On the U.S. energy policy front, things are a still a mess. Despite the worst environmental catastrophe in U.S. history (the coal fly-ash spill into the Tennessee River system at Kingston, TN) and the recent loss of life in the coal mine disaster, the Obama administration and Energy Secretary Chu are still supporting the myth of "clean coal". Of course, the recent oil spill in the GOM will probably eclipse the fly-ash spill and win the award for worst environmental disaster in U.S. history. This is terrible not just for the environment, but also for BP shareholders like myself. We can only hope the oil release is plugged or otherwise mitigated soon. Job #1 is obviously to stop the leak. If the inverted funnel idea doesn't work, it will likely take months to drill another hole, intersect the existing hole, and pump down cement to plug the hole. Even that job is not fool-proof.

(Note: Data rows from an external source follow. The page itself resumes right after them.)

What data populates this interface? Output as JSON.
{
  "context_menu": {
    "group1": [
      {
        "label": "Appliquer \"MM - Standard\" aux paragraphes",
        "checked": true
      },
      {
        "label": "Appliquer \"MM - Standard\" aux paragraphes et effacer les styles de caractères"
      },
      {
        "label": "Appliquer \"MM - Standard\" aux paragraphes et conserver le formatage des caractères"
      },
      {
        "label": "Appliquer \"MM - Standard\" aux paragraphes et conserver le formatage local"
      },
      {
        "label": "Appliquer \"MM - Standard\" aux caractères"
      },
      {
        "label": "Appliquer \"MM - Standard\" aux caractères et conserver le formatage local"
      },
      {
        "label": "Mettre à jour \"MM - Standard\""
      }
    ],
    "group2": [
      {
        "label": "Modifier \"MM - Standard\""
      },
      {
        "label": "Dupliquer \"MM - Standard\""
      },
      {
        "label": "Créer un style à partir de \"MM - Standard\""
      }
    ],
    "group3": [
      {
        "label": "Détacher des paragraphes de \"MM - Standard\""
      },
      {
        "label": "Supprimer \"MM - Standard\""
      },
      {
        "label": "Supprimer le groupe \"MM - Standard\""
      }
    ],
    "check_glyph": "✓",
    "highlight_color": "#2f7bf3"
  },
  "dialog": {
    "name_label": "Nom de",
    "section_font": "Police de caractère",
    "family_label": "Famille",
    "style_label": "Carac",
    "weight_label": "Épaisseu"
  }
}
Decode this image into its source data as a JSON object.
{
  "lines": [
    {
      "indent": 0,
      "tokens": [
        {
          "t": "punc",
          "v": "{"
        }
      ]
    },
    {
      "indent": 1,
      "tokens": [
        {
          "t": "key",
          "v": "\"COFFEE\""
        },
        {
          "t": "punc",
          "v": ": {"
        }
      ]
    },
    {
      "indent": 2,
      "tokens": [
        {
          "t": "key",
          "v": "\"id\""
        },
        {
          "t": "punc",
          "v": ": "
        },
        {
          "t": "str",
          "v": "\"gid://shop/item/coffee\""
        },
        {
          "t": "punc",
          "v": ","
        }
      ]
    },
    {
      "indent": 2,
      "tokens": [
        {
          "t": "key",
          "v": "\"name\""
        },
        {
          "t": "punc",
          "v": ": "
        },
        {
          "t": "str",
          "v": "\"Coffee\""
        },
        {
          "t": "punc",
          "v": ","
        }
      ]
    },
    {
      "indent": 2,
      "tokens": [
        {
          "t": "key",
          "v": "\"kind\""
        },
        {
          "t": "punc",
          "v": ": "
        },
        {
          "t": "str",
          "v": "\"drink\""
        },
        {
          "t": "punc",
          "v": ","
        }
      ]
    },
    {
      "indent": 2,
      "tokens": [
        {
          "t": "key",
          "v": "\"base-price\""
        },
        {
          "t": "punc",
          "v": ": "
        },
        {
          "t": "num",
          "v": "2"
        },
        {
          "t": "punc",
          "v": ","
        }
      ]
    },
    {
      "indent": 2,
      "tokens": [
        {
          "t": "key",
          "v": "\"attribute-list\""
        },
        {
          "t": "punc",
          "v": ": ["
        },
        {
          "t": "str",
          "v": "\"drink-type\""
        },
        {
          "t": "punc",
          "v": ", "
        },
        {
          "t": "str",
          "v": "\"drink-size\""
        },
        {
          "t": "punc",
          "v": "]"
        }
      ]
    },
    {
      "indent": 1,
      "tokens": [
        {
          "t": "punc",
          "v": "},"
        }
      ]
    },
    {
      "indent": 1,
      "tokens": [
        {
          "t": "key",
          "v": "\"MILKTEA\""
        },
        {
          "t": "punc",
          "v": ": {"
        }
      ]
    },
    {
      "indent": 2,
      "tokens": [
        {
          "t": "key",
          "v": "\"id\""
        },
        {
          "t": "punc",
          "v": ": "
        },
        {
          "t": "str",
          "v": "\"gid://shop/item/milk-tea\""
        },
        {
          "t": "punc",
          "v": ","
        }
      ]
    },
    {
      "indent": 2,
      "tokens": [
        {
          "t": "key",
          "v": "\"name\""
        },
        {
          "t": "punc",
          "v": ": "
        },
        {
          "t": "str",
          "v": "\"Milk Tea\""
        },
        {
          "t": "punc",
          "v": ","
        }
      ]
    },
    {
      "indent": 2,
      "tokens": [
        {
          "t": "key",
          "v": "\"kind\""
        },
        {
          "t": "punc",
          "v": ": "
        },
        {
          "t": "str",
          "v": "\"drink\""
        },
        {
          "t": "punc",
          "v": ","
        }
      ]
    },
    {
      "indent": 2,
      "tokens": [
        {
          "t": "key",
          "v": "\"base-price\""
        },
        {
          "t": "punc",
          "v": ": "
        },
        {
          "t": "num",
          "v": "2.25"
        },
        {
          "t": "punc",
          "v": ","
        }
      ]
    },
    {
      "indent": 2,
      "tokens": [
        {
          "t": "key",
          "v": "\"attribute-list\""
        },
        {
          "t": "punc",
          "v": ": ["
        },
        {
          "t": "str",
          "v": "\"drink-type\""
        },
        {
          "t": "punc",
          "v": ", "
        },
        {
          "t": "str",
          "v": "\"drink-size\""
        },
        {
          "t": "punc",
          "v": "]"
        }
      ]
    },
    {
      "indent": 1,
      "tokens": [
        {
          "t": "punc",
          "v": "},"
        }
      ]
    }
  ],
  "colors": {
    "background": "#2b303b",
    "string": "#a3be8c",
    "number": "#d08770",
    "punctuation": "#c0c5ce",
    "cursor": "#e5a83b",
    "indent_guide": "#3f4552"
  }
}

I continue to say the only way the U.S. can solve the economic, environmental, and national security risks as a result of its addiction to coal and imported oil is to adopt a strategic, comprehensive, and long-term energy policy which has at its cornerstone an emphasis on natural gas transportation.

So, despite these problems with the two dirtiest and costliest fossil fuels (coal and oil), there is STILL apparently no progress on pending legislation to transition to the more cleaner, abundant, and cheaper fuel: natural gas. Why on Earth Obama and Chu prefer coal and oil over natural gas simply baffles me. Of course the other question is why are Obama's "environmental" supporters letting him get away with it. It reminds me of so-called "republicans" letting Bush get away with deficit spending and government bailouts for Goldman Sachs and AIG. It's economic and political doublespeak of epic proportions.

Despite the environmental disaster in the GOM, as long as American investors (and commuters...) rely solely on gasoline for transport, the oil stocks and oil service stocks must be owned and should make up a majority of the portfolio. Buy COP, SLB, CVX, OXY, PBR, and XOM. Oh, and buy your shrimp now. I just bought 20 lbs of Texas large shrimp for $4.99/lb. That won't last long.

Disclosure: Long BP, COP, PBR